Every day Christians live out the exact behavior being condemned in James 2: 15-16:
If a brother or sister is poorly clothed and lacking in daily food, 16 and one of you says to them, “Go in peace, be warmed and filled,” without giving them the things needed for the body, what good is that? (James 2: 15-16)
We are not called to outdo one another in our grandiose building programs or in bragging about our various ministries and how great they are. We are to be known for our love for one another, to boast about Christ (and that doesn’t come in the form of palatial buildings built “for the glory of God”) and to be marked by humility and self-sacrifice.
The reality when you strip away the political rhetoric and pragmatic backpedaling comes down to this:
- Scripture does not imply or directly call for the state to be either capitalistic or socialistic.

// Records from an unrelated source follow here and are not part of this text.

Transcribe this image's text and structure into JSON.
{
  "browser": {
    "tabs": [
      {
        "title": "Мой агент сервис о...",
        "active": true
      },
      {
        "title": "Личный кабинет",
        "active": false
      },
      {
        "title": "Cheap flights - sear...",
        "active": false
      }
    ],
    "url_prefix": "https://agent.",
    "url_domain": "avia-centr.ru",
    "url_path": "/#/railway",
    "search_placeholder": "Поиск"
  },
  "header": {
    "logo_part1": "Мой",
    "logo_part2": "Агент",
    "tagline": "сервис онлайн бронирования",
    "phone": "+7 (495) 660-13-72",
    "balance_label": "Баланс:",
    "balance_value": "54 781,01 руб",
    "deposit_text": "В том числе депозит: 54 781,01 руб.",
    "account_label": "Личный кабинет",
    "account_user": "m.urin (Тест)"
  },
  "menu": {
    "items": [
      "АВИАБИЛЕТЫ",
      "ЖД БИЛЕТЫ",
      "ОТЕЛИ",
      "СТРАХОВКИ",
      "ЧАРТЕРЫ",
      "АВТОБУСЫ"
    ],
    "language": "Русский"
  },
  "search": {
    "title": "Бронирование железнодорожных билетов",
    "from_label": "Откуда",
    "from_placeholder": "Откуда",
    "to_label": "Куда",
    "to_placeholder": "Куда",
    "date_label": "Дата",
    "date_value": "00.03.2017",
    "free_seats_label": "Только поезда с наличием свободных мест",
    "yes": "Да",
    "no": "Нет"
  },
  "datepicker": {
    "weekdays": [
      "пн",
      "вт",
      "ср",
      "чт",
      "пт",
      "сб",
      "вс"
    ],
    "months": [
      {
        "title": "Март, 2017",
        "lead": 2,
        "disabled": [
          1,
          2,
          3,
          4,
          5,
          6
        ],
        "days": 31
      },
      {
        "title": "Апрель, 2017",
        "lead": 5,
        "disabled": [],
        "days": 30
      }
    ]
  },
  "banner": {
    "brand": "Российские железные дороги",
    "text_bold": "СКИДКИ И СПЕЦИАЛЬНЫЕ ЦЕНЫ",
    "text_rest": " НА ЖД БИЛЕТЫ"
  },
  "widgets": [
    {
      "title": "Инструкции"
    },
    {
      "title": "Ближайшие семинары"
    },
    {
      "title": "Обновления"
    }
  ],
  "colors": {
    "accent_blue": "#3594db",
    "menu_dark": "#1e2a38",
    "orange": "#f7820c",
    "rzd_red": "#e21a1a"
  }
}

Nor does the clear call to aid the poor envision a government mandated solution to that problem.
- Scripture likewise doesn’t excuse a consumerist, what’s mine is mine mentality. If you deny a brother in need, if you refuse to open your home to the downtrodden, if you think a small offering on Sunday makes your life of excessive consumption OK, you are completely misunderstanding what the Bible teaches about wealth, possessions and stewardship.
When we read about the day of judgment, one thing seems to stand out as being indicative of a faithful Christian. It is not “church membership” or even attending “church” on a regular basis. It is not being able to exposit a passage of Scripture or being on the right side of the debate over baptism or holding to the right confessional statement from the reformation. Nor is it that you chained yourself to a redwood or helped get “progressive” politicians elected or drove a Prius. The only thing that matters is that you rightly confess Christ as the risen Son of God who died for the sins of His people, a confession that is not merely lip-service but reflected in a transformed life.
Why are we so afraid of these words from our Savior? Perhaps because we find condemnation of our selfish lives in what He said and perhaps that is precisely why they were spoken.
“When the Son of Man comes in his glory, and all the angels with him, then he will sit on his glorious throne. Before him will be gathered all the nations, and he will separate people one from another as a shepherd separates the sheep from the goats. And he will place the sheep on his right, but the goats on the left. Then the King will say to those on his right, ‘Come, you who are blessed by my Father, inherit the kingdom prepared for you from the foundation of the world. For I was hungry and you gave me food, I was thirsty and you gave me drink, I was a stranger and you welcomed me, I was naked and you clothed me, I was sick and you visited me, I was in prison and you came to me.’ Then the righteous will answer him, saying, ‘Lord, when did we see you hungry and feed you, or thirsty and give you drink? And when did we see you a stranger and welcome you, or naked and clothe you? And when did we see you sick or in prison and visit you?’ And the King will answer them, ‘Truly, I say to you, as you did it to one of the least of these my brothers, you did it to me.’
“Then he will say to those on his left, ‘Depart from me, you cursed, into the eternal fire prepared for the devil and his angels. For I was hungry and you gave me no food, I was thirsty and you gave me no drink, I was a stranger and you did not welcome me, naked and you did not clothe me, sick and in prison and you did not visit me.’ Then they also will answer, saying, ‘Lord, when did we see you hungry or thirsty or a stranger or naked or sick or in prison, and did not minister to you?’ Then he will answer them, saying, ‘Truly, I say to you, as you did not do it to one of the least of these, you did not do it to me.’ And these will go away into eternal punishment, but the righteous into eternal life.” (Matthew 25: 31-46)